Former three-term Idaho Congressman Orval Hansen has died at the age of 91. A Republican, he was noted for helping establish the Idaho National Laboratory, and for working with fellow Idaho congressmen and senators from both parties on such major accomplishments as the creation of the Sawtooth National Recreation Area. You can read our full report here at spokesman.com.
Idaho’s current senior U.S. senator, Mike Crapo, said he interned with Hansen as a college student in the 1970s. “It helped spur my interest in the political process and public service,” Crapo said Friday.
“He was a strong leader and represented Idaho well during his tenure in the U.S. House of Representatives, whether it was helping shape the growth of what became the Idaho National Laboratory, or preserving our heritage and work on our public lands,” Crapo said. “His legacy will be fondly remembered here in Idaho.”
Current 2nd District GOP Congressman Mike Simpson said he was saddened to hear of Hansen’s passing. “He saw the potential that existed in our state for world class nuclear energy research and because of that vision, Idaho National Laboratory is a respected leader in energy research,” Simpson said. “We are greatly indebted to Congressman Hansen for his service to Idaho and our nation.”
Hansen, a native of Firth, earned a bachelor’s degree in speech from the University of Idaho in 1950 and a law degree from George Washington University in 1954. After studying at the London School of Economics, he entered private law practice in Idaho Falls and was elected to the Idaho state House in 1956. There, he served four terms and was House Majority Leader in 1961. He championed moving from biennial to annual legislative sessions, helped form the Idaho State Parks Department, and worked to dramatically improve funding for education.
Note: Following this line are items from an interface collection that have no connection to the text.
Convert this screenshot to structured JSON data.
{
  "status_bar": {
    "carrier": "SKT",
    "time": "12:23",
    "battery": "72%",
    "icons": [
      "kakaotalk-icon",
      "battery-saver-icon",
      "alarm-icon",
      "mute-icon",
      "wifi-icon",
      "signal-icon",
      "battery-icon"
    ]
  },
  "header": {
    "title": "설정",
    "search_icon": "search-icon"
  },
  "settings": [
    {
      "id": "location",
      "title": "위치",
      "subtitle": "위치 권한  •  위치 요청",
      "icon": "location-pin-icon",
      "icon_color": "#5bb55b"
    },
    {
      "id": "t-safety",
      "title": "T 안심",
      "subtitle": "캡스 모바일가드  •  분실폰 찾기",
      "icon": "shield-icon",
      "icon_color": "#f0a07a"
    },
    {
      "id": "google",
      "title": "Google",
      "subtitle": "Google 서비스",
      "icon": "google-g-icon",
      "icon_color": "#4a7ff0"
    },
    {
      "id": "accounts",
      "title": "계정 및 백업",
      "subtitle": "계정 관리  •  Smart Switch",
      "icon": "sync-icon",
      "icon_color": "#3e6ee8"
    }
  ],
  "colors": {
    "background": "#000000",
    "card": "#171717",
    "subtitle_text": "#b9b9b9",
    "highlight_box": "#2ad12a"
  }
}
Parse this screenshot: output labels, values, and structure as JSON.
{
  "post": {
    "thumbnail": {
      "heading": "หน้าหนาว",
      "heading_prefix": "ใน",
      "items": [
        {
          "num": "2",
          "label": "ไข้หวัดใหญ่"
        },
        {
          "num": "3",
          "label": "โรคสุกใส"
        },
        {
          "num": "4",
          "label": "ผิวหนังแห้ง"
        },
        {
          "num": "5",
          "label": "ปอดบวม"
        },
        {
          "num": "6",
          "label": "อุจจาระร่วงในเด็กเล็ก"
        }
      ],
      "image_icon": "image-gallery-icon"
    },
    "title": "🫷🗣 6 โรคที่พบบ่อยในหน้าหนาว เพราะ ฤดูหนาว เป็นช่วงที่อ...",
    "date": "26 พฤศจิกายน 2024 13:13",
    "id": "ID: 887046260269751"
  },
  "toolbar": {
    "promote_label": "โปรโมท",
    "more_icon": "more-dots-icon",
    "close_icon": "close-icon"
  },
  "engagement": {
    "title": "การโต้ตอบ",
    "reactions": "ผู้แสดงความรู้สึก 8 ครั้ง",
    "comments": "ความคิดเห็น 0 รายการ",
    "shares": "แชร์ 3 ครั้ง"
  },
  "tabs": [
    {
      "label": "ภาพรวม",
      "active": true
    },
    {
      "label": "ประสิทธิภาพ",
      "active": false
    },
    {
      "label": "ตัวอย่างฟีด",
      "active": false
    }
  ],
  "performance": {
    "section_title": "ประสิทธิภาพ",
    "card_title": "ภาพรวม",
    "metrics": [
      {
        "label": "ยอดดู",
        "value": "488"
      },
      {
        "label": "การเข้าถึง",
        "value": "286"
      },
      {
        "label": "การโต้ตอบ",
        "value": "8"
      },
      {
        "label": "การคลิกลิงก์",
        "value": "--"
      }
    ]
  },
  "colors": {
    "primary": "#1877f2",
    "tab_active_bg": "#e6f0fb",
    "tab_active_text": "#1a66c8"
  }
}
Hansen moved from the House to the Senate for one term, before being elected to Idaho’s 2nd District congressional seat.
After his three terms in Congress, Hansen practiced law in Washington, D.C. and earned a doctorate in political science from George Washington University. He was the founder and president of the Columbia Institute for Political Research, which organized 250 policy and economic conferences in all 50 states over 25 years, and, with the late Bethine Church and Cecil Andrus, helped found the Sawtooth Society.
Hansen also was a marathoner and a mountain climber, who climbed mountains in Nepal, Mexico and Ecuador. He and his wife, June, a professional actress, had seven children. Last year, he published his memoir, “Climb the Mountains.”
He died Thursday evening at his Boise home, surrounded by his family. Funeral arrangements have not yet been announced.